### Activity
The data below is to be retyped exactly, line by line.

----

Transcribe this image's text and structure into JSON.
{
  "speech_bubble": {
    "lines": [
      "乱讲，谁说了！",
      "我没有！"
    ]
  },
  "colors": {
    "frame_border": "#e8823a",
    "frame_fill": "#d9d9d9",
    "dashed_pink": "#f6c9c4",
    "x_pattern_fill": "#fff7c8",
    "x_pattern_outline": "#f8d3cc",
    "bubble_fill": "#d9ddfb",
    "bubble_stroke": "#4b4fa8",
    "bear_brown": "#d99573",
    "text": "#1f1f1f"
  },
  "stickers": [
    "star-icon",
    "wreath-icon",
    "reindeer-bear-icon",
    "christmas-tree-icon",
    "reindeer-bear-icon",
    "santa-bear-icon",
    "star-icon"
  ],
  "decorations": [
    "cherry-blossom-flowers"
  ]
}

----

### Response to the exercise
Transcribe this image's text and structure into JSON.
{
  "speech_bubble": {
    "lines": [
      "乱讲，谁说了！",
      "我没有！"
    ]
  },
  "colors": {
    "frame_border": "#e8823a",
    "frame_fill": "#d9d9d9",
    "dashed_pink": "#f6c9c4",
    "x_pattern_fill": "#fff7c8",
    "x_pattern_outline": "#f8d3cc",
    "bubble_fill": "#d9ddfb",
    "bubble_stroke": "#4b4fa8",
    "bear_brown": "#d99573",
    "text": "#1f1f1f"
  },
  "stickers": [
    "star-icon",
    "wreath-icon",
    "reindeer-bear-icon",
    "christmas-tree-icon",
    "reindeer-bear-icon",
    "santa-bear-icon",
    "star-icon"
  ],
  "decorations": [
    "cherry-blossom-flowers"
  ]
}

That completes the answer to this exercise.